All this suggests a “decoupling” of the U.S. bond and stock markets from the rest of the globe’s markets. Put yourself in the shoes of someone responsible for safekeeping $100 billion and keeping much of it liquid in treacherous times, and ask yourself: where can you park this money where it won’t blow up the market just from its size? What are the safest, most liquid markets out there?
The answer will very likely point the future direction of global markets.
Smith is going along with one of the most conventional pieces of conventional wisdom: that in risky and troubled times investors will seek out the dollar as a haven. That’s what happened in 2008. And that’s what has happened throughout the era of petrodollar hegemony.
Two of the best-known business dynasties in Europe and the US will come together after Lord Jacob Rothschild’s listed investment trust and Rockefeller Financial Services agreed to form a strategic partnership. RIT Capital Partners is to buy a 37 per cent stake in the Rockefeller’s wealth advisory and asset management group for an undisclosed sum, giving Lord Rothschild’s London-listed trust a much sought-after foothold in the US. The transatlantic union brings together David Rockefeller, 96, and Lord Rothschild, 76 – two family patriarchs whose personal relationship spans five decades. http://www.ft.com/intl/cms/s/0/efe93494-a9a3-11e1-a6a7-00144feabdc0.html#axzz1w8XyzKzt
A Spanish plan to recapitalise Bankia, the troubled lender, by indirectly tapping the European Central Bank for cash, was bluntly rejected as unacceptable by the ECB, European officials said. News of the rejection came as Spain faces elevated borrowing costs in the bond markets, tries to persuade investors it can contain problems in a banking sector weighed down by €180bn of bad property loans and, on Tuesday, saw its central bank governor stand down early. Madrid had floated the unorthodox idea over the weekend of recapitalising Bankia by injecting €19bn of sovereign bonds into its parent company, which could then be swapped for cash at the ECB’s three-month refinancing window, avoiding the need to raise the money on bond markets. http://www.ft.com/intl/cms/s/0/7730ca10-a9b4-11e1-9772-00144feabdc0.html#axzz1w8XyzKzt

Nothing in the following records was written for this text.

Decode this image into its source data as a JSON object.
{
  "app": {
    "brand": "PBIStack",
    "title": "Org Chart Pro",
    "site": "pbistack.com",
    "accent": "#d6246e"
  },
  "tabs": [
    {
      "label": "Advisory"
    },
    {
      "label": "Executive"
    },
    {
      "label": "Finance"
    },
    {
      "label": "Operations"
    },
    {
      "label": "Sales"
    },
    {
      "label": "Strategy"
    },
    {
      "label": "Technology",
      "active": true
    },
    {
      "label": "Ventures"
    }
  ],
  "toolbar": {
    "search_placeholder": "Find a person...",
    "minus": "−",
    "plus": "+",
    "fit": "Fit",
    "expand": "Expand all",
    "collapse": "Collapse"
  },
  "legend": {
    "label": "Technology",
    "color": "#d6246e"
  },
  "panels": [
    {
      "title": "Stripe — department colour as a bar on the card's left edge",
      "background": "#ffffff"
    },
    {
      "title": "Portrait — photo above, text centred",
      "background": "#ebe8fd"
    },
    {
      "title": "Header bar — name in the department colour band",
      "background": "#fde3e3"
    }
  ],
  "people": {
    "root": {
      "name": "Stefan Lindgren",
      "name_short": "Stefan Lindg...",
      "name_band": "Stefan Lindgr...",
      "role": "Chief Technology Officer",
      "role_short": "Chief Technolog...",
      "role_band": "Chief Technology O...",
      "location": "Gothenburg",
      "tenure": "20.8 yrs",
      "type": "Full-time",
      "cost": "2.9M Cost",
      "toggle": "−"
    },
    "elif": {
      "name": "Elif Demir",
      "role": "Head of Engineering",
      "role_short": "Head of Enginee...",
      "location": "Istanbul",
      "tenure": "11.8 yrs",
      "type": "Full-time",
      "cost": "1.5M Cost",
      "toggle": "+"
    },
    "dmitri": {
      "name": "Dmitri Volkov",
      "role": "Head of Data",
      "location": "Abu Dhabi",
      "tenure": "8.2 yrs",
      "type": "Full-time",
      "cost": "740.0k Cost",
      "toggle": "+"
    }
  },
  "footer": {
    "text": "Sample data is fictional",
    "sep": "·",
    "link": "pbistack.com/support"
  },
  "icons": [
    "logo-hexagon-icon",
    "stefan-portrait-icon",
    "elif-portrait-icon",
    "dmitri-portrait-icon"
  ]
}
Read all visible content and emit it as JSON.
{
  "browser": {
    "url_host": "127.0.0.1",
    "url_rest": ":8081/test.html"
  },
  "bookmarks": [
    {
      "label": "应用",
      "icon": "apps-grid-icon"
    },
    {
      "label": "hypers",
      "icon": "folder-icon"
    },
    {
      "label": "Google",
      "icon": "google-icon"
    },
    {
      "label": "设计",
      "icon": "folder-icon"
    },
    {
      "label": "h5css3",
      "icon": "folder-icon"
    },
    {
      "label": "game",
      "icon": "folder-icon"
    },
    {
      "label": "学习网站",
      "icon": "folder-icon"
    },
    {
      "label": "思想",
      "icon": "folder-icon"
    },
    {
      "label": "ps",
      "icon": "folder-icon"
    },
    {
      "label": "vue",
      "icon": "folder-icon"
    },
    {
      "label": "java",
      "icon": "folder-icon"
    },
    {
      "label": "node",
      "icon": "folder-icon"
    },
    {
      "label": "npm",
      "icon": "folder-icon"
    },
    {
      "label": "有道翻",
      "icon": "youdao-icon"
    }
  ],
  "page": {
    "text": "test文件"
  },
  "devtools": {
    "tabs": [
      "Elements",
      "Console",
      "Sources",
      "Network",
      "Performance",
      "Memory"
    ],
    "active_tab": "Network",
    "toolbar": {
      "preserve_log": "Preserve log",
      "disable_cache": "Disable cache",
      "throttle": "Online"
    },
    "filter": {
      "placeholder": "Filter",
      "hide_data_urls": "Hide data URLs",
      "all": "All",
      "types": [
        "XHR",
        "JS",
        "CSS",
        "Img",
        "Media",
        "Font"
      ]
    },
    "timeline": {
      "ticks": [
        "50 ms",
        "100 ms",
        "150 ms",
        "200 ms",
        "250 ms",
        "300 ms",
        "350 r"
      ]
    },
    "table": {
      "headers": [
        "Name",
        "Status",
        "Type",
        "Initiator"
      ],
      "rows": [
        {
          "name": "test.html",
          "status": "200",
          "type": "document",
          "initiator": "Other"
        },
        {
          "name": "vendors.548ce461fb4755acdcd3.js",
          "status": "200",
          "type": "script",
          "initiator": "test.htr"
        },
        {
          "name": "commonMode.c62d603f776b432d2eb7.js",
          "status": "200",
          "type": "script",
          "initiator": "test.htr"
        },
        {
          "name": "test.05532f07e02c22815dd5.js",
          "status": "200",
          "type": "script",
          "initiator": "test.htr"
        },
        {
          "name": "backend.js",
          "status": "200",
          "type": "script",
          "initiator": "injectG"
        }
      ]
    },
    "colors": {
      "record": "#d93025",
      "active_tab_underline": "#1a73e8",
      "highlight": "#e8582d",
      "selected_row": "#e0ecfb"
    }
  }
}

The decline in Facebook’s market value since its initial public offering earlier this month increased to 24 per cent as the social network’s shares dropped a further 9.6 per cent on Tuesday to a new low of $28.84. Facebook’s stock options, which traded for the first time on Tuesday, indicated that the stock’s volatility is expected to continue. The stock options were already among the most heavily traded in the US market, demonstrating the frenzy around the eight-year-old company and its May 18 IPO. http://www.ft.com/intl/cms/s/0/6769765c-a9a2-11e1-a6a7-00144feabdc0.html#axzz1w8XyzKzt